While North Carolina and the state of North Carolina were successful in recruiting African-American players, Duke was behind the trend. C.B. Claiborne was the first black basketball player in Duke. He arrived in 1965 with an "aid grant" and played in the university team from 1967 to 1969.
Don Blackman was the first African-American Duke player to benefit from a scholarship in basketball. He arrived in 1968 and was part of the university team in 1970, but was eventually transferred. Willie Hodge, Edgar Burch, Rick Gomez, George Moses, Ken Young and Harold Morrison all played in the Duke University team before Banks and starting goaltender John Harrell, transferred from North Carolina Central, entered school. in September 1977.
"There were not many blacks [on campus]but it was a small, large group of blacks, "said Banks, who graduated with a degree in history and delivered the opening speech at the graduation ceremony. "I had to reach for others of my race [to achieve]. "
In 1978, Banks was named ACC 's Rookie of the Year and helped Duke reach the NCAA championship game. His aggressive and instinctive play helped change the image of Duke basketball. He did things on the field that we had never seen before at the Cameron Indoor Stadium. He was the first freshman Duke to record a triple-double.
During his career as a duke, hHe averaged 16.8 points and 7.9 rebounds per game, won the first team honors as well as the senior team and the second team honors his first three seasons and has been twice American. He was also voted MVP of the team three times.
Banks, who played six seasons in the NBA and was an assistant coach for three seasons with the Washington Wizards, started a trend at Duke.
"Gene has been a terrific player and one of the most important personalities in the history of Duke basketball," said Harvard head coach Tommy Amaker, a former US player from McDonald's All who starred in Duke. "He helped energize and transform the Duke program through his commitment and his decision to go."
Banks continues to keep pace with the Blue Devils and remains an ardent supporter.
"It's a different time now," said Banks, who was recently named basketball director for Olympia Sports Camp in Muskoka, Ont. "When I'm around them when I attend a few games, I feel welcome. It's home and I'm a big part of what Duke University has become. I realize that. Of course, I am much closer to the elderly [past] players, but the younger ones respect me. I agree with that.
"They have a lot of talent. Coach K played these guys very well and as a team. They have the opportunity to have a fantastic season. It could be very special. "
Banks, meanwhile, appreciates his special place in the history of Duke.

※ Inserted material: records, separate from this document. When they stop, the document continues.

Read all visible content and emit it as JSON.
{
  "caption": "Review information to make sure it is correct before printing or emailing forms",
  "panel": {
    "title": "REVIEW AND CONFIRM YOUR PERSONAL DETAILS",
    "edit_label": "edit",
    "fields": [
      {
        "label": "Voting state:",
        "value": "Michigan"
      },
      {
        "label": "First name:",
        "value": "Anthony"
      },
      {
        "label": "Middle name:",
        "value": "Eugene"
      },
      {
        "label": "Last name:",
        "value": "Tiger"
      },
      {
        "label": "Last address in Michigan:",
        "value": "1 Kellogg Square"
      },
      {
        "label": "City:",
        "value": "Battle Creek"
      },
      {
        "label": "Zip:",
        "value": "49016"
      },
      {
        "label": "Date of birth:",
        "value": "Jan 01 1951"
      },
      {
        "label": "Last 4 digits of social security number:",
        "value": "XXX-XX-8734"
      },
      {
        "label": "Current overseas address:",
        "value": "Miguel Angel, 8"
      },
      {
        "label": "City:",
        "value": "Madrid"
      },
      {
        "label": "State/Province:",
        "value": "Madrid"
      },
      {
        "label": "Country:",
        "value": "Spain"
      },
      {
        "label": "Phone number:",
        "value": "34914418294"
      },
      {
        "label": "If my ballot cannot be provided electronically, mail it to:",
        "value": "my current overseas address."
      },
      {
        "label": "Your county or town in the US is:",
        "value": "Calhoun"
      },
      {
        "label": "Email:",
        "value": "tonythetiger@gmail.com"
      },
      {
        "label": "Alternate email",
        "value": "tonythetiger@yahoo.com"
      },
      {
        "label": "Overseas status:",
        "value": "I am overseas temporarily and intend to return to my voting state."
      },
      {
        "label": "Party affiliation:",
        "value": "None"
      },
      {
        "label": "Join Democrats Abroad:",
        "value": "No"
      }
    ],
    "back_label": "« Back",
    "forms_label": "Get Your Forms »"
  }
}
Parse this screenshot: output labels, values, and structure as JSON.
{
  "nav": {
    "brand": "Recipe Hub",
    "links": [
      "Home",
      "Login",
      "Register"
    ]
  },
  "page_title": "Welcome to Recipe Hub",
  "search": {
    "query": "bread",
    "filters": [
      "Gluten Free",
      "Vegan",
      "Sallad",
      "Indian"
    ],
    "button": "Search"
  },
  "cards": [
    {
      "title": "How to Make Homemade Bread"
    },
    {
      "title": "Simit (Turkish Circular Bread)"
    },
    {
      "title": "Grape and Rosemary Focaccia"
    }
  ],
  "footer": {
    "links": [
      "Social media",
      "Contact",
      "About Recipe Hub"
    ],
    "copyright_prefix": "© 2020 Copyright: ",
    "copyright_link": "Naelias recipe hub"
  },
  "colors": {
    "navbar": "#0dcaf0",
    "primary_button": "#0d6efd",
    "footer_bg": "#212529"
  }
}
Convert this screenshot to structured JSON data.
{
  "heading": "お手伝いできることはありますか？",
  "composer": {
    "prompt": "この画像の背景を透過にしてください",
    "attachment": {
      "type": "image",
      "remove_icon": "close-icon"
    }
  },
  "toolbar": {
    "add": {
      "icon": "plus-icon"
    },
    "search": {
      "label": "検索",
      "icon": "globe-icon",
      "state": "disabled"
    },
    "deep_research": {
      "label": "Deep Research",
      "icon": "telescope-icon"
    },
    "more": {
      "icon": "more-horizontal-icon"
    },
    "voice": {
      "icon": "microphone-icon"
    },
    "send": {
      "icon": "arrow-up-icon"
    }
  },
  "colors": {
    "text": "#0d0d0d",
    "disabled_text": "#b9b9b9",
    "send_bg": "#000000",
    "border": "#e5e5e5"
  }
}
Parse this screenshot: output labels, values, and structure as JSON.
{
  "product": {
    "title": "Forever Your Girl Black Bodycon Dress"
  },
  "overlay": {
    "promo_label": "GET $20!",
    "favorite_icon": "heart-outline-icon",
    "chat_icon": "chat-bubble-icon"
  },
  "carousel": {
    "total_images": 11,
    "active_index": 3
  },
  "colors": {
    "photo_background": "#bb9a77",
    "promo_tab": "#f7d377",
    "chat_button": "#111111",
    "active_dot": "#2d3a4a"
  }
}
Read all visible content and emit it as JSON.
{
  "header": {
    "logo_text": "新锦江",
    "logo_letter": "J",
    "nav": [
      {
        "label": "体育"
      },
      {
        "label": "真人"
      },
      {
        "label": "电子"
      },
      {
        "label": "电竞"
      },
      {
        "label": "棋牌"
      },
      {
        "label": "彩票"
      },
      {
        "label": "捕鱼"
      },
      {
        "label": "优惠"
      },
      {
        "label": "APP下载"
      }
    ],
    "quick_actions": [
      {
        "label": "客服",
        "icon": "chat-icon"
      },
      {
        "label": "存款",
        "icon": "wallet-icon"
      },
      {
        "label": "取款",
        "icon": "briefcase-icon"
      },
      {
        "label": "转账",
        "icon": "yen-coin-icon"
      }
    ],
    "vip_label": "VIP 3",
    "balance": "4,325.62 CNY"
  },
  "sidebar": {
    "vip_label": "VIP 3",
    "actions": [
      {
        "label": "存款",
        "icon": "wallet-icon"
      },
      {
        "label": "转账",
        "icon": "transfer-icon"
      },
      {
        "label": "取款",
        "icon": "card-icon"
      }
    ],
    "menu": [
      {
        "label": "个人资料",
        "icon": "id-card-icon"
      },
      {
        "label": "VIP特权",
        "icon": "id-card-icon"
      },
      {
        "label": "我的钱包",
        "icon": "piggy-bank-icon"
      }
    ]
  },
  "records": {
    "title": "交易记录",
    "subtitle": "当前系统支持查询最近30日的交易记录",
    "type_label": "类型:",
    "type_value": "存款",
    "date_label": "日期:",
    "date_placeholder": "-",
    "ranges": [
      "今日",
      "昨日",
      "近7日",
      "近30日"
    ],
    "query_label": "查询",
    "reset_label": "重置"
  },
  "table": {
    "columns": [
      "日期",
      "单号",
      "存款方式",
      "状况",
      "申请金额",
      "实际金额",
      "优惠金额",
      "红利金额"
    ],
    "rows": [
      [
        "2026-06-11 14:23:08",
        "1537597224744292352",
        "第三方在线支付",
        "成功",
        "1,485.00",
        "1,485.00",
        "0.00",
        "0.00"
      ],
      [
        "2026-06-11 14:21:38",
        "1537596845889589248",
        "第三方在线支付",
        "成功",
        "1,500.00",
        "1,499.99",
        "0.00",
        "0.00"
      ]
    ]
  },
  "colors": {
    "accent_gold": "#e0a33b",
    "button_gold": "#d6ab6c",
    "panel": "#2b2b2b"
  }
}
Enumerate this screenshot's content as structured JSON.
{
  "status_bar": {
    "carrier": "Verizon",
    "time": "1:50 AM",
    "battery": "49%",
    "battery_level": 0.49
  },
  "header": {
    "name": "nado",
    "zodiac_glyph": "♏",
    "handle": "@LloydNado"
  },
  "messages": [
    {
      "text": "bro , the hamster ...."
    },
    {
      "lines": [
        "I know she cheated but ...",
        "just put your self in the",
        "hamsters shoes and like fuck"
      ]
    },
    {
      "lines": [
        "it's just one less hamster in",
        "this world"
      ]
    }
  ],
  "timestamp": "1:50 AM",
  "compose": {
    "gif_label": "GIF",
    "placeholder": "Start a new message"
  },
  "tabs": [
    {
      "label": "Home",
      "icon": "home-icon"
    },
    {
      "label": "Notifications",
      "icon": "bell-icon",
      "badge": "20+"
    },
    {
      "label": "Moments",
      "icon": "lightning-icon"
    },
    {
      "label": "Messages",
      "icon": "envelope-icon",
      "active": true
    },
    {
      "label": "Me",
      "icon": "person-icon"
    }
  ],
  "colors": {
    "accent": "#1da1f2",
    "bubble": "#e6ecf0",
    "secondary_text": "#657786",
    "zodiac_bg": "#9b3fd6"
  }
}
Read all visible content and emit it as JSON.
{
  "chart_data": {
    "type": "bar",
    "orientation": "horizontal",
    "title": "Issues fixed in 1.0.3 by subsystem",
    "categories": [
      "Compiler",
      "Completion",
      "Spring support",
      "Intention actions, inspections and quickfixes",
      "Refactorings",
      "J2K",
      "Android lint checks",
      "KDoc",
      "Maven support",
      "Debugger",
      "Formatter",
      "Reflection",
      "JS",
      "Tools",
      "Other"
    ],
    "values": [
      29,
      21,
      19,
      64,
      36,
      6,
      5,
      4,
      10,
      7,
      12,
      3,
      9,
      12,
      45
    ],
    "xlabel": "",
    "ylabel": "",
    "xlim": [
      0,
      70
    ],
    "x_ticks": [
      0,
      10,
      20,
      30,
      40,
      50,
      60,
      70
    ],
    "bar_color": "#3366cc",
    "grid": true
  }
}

"When you go through it, you do not think about writing history or being a pioneer," Banks said. "I wanted to go to Duke and I wanted to make a difference."
|Player||Year named McDonald & # 39; s All American|
|Boozer, Jr., Carlos||1999|
|Dunleavy, Jr., Michael||1999|
|Ingram, Brandon X.||2015|
|Carter, Jr., Wendell||2017|
|Trent, Jr., Gary||2017|